Light and sound installation Cosmic Rain by artist Tilno Sepič deals with the analysis and visualization of the phenomenon of cosmic rays, invisible high-energy particles that originate from outer space, mostly outside our solar system.
The installation uses muon detectors that trigger strong flashing LED lights and the sound of electromagnets. In physics, muons are basic particles that are classified as electrons in the lepton family. On Earth, they form in the upper layers of the atmosphere when cosmic rays collide. Their decay time is 2.2 microseconds, yet they can be detected relatively easily on the Earth’s surface (with the right equipment), as the flow of muons at sea level is about one million per minute per square centimeter of horizontal surface. Technologies for such measurements have long been unavailable outside the laboratory and research-institutional context. In 2017, MIT published the Cosmic Watch muon detector plan developed by professors and doctoral students at the MIT and WiPAC (USA) and NCBJ (PL) institutes for upgrading the IceCube neutrino observatory in Antarctica. The Cosmic Watch detector uses a plastic scintillator as a detection medium and a silicon photomultiplier to detect light. When the muon passes through the scintillator, a weak light pulse is generated, which is amplified by the photomultiplier and converted into an electrical signal, which is recognized by the built-in microcontroller. Because they are open source, these detectors can also be adapted and used as triggers for light, sound or kinetic elements.
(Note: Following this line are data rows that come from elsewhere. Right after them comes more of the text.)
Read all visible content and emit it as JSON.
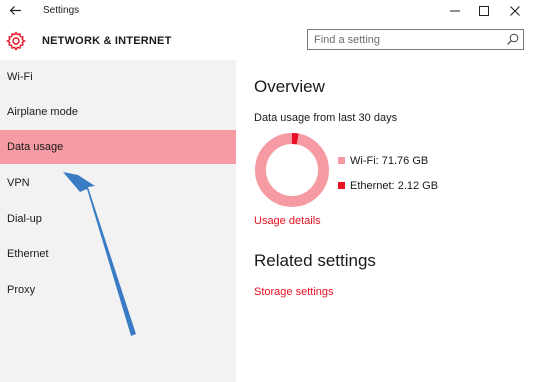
{
  "window": {
    "title": "Settings",
    "controls": {
      "back_icon": "back-arrow-icon",
      "minimize_icon": "minimize-icon",
      "maximize_icon": "maximize-icon",
      "close_icon": "close-icon"
    }
  },
  "header": {
    "icon": "gear-icon",
    "title": "NETWORK & INTERNET",
    "search": {
      "placeholder": "Find a setting",
      "value": ""
    }
  },
  "sidebar": {
    "items": [
      {
        "label": "Wi-Fi",
        "selected": false
      },
      {
        "label": "Airplane mode",
        "selected": false
      },
      {
        "label": "Data usage",
        "selected": true
      },
      {
        "label": "VPN",
        "selected": false
      },
      {
        "label": "Dial-up",
        "selected": false
      },
      {
        "label": "Ethernet",
        "selected": false
      },
      {
        "label": "Proxy",
        "selected": false
      }
    ]
  },
  "main": {
    "overview_heading": "Overview",
    "usage_caption": "Data usage from last 30 days",
    "legend": [
      {
        "label": "Wi-Fi: 71.76 GB",
        "value_gb": 71.76,
        "color": "#f69aa3"
      },
      {
        "label": "Ethernet: 2.12 GB",
        "value_gb": 2.12,
        "color": "#e81123"
      }
    ],
    "usage_details_link": "Usage details",
    "related_heading": "Related settings",
    "storage_settings_link": "Storage settings"
  },
  "colors": {
    "accent": "#e81123",
    "selection": "#f69aa3",
    "sidebar_bg": "#f2f2f2",
    "annotation_arrow": "#3a7cc4"
  }
}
Artist Tilen Sepič
Circuit making and programming: Luka Frelih, Staš Vrenko, Brane Ždralo
Production Ljudmila Society, laboratory for science and art
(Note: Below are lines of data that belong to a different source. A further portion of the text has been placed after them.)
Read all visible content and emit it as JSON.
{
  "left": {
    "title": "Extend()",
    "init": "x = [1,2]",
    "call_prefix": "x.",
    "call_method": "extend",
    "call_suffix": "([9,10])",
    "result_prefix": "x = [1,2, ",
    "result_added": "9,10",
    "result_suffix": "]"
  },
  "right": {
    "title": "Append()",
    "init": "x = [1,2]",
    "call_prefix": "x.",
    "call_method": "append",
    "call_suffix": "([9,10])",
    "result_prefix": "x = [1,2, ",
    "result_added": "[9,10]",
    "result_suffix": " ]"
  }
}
Artistic direction and production by Maja Burja
Executive production by Dare Pejić, Anže Zorman
Technical assistance Luka Bernetič, Valter Udovičić
Acknowledgments Jožef Stefan Institute (Prof. Dr. Peter Križan, Dr. Andrej Gorišek), Dadamachines (Johannes Lohbihler), Miro Križman, Luka Bernetič